### [WHAT TO DO]
Each line below is to be set down again exactly.

### [THE INPUT]
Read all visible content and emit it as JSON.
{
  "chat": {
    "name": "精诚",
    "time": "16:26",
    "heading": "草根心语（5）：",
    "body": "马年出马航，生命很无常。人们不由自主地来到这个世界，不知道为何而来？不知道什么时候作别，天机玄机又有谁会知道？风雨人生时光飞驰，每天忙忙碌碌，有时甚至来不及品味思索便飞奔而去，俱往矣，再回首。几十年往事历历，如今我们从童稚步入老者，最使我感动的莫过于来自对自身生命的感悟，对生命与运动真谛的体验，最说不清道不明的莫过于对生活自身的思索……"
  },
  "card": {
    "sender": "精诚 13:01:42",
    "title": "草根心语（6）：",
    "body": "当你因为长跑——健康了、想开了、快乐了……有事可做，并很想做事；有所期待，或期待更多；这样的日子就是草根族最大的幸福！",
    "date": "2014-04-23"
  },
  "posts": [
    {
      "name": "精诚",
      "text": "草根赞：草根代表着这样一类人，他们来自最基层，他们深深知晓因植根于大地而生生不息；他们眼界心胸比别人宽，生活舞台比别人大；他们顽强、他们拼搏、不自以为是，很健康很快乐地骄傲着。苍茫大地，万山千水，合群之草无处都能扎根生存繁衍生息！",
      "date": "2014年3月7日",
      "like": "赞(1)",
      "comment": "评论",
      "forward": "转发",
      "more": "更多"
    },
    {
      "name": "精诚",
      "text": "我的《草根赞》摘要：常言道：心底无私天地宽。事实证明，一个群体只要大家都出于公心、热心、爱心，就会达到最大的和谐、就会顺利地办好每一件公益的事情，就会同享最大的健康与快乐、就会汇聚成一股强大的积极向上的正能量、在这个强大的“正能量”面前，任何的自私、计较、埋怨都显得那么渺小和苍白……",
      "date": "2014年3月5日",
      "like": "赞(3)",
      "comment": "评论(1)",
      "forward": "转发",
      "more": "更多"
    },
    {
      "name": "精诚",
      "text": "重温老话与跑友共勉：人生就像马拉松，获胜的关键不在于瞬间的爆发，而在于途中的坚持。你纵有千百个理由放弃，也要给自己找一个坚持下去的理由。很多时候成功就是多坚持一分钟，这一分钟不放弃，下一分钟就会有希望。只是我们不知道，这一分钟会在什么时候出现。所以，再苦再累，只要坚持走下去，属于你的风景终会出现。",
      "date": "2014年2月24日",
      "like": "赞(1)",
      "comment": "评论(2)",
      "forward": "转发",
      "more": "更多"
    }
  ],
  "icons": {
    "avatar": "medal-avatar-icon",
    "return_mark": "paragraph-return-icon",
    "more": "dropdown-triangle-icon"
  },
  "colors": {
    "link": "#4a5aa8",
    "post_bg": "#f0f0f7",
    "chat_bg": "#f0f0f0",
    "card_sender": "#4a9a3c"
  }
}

### [OUTPUT]
Read all visible content and emit it as JSON.
{
  "chat": {
    "name": "精诚",
    "time": "16:26",
    "heading": "草根心语（5）：",
    "body": "马年出马航，生命很无常。人们不由自主地来到这个世界，不知道为何而来？不知道什么时候作别，天机玄机又有谁会知道？风雨人生时光飞驰，每天忙忙碌碌，有时甚至来不及品味思索便飞奔而去，俱往矣，再回首。几十年往事历历，如今我们从童稚步入老者，最使我感动的莫过于来自对自身生命的感悟，对生命与运动真谛的体验，最说不清道不明的莫过于对生活自身的思索……"
  },
  "card": {
    "sender": "精诚 13:01:42",
    "title": "草根心语（6）：",
    "body": "当你因为长跑——健康了、想开了、快乐了……有事可做，并很想做事；有所期待，或期待更多；这样的日子就是草根族最大的幸福！",
    "date": "2014-04-23"
  },
  "posts": [
    {
      "name": "精诚",
      "text": "草根赞：草根代表着这样一类人，他们来自最基层，他们深深知晓因植根于大地而生生不息；他们眼界心胸比别人宽，生活舞台比别人大；他们顽强、他们拼搏、不自以为是，很健康很快乐地骄傲着。苍茫大地，万山千水，合群之草无处都能扎根生存繁衍生息！",
      "date": "2014年3月7日",
      "like": "赞(1)",
      "comment": "评论",
      "forward": "转发",
      "more": "更多"
    },
    {
      "name": "精诚",
      "text": "我的《草根赞》摘要：常言道：心底无私天地宽。事实证明，一个群体只要大家都出于公心、热心、爱心，就会达到最大的和谐、就会顺利地办好每一件公益的事情，就会同享最大的健康与快乐、就会汇聚成一股强大的积极向上的正能量、在这个强大的“正能量”面前，任何的自私、计较、埋怨都显得那么渺小和苍白……",
      "date": "2014年3月5日",
      "like": "赞(3)",
      "comment": "评论(1)",
      "forward": "转发",
      "more": "更多"
    },
    {
      "name": "精诚",
      "text": "重温老话与跑友共勉：人生就像马拉松，获胜的关键不在于瞬间的爆发，而在于途中的坚持。你纵有千百个理由放弃，也要给自己找一个坚持下去的理由。很多时候成功就是多坚持一分钟，这一分钟不放弃，下一分钟就会有希望。只是我们不知道，这一分钟会在什么时候出现。所以，再苦再累，只要坚持走下去，属于你的风景终会出现。",
      "date": "2014年2月24日",
      "like": "赞(1)",
      "comment": "评论(2)",
      "forward": "转发",
      "more": "更多"
    }
  ],
  "icons": {
    "avatar": "medal-avatar-icon",
    "return_mark": "paragraph-return-icon",
    "more": "dropdown-triangle-icon"
  },
  "colors": {
    "link": "#4a5aa8",
    "post_bg": "#f0f0f7",
    "chat_bg": "#f0f0f0",
    "card_sender": "#4a9a3c"
  }
}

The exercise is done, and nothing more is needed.